Author(s): Lisa Di Tommaso
In 1788, nearly 1,500 people on 11 sailing ships came ashore at Port Jackson in Australia after a gruelling four month journey from England. This collection of vessels later became known as the First Fleet, and those who sailed in them were the community who established the first penal colony in New South Wales and who laid the foundations for the birth of the nation of Australia. The Art of the First Fleet is a captivating collection of watercolours, washes, ink and pencil drawings created during this historic time, and now housed in the Natural History Museum. It depicts the natural history of this extraordinary land and the events that marked these initial formative years, as seen through the eyes of European settlers. The artists' drawings of the people and culture of the Eora people, the local indigenous population ofthe area, provide the only lasting visual record of their lives.

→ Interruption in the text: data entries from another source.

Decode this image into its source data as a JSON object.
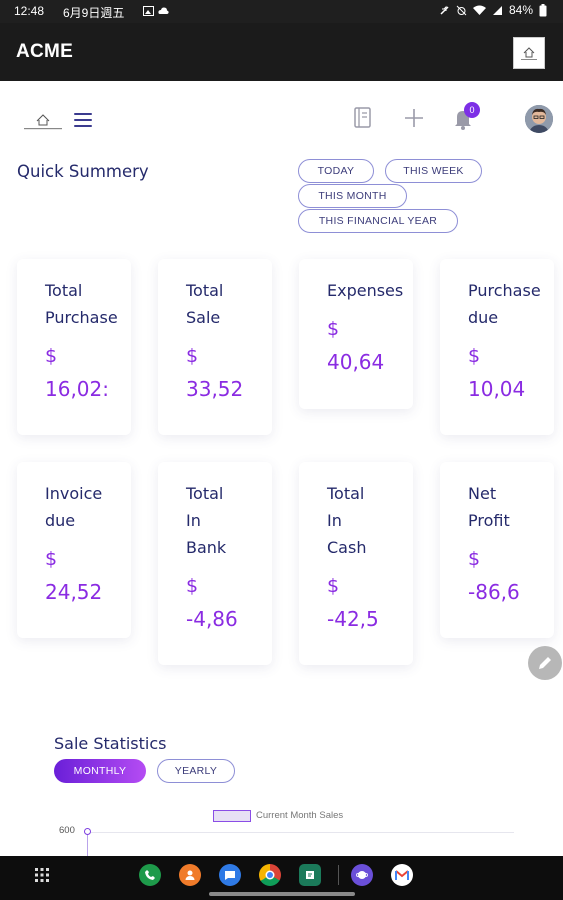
{
  "status_bar": {
    "time": "12:48",
    "date": "6月9日週五",
    "battery": "84%"
  },
  "app_bar": {
    "title": "ACME",
    "logo_icon": "company-logo-icon"
  },
  "header": {
    "notification_count": "0",
    "icons": [
      "site-logo-icon",
      "hamburger-icon",
      "notebook-icon",
      "plus-icon",
      "bell-icon",
      "avatar"
    ]
  },
  "quick_summary": {
    "title": "Quick Summery",
    "filters": [
      "TODAY",
      "THIS WEEK",
      "THIS MONTH",
      "THIS FINANCIAL YEAR"
    ],
    "cards": [
      {
        "label": "Total\nPurchase",
        "currency": "$",
        "value": "16,02:"
      },
      {
        "label": "Total\nSale",
        "currency": "$",
        "value": "33,52"
      },
      {
        "label": "Expenses",
        "currency": "$",
        "value": "40,64"
      },
      {
        "label": "Purchase\ndue",
        "currency": "$",
        "value": "10,04"
      },
      {
        "label": "Invoice\ndue",
        "currency": "$",
        "value": "24,52"
      },
      {
        "label": "Total\nIn\nBank",
        "currency": "$",
        "value": "-4,86"
      },
      {
        "label": "Total\nIn\nCash",
        "currency": "$",
        "value": "-42,5"
      },
      {
        "label": "Net\nProfit",
        "currency": "$",
        "value": "-86,6"
      }
    ]
  },
  "sale_statistics": {
    "title": "Sale Statistics",
    "tabs": [
      "MONTHLY",
      "YEARLY"
    ],
    "active_tab": "MONTHLY",
    "legend": "Current Month Sales",
    "y_tick": "600"
  },
  "colors": {
    "accent": "#8a2be2",
    "heading": "#252a6b",
    "appbar": "#1b1b1b"
  },
  "taskbar": {
    "apps": [
      "apps-grid-icon",
      "phone-app-icon",
      "contacts-app-icon",
      "messages-app-icon",
      "chrome-app-icon",
      "notes-app-icon",
      "browser-app-icon",
      "gmail-app-icon"
    ]
  }
}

Lisa Di Tommaso has been an Assistant Librarian in the Library of the Natural History Museum, London, for over five years, where she has worked with the Earth Sciences, Zoological and General collections. She has a great interest in the Library's extensive art collection, and particularly its Australian works.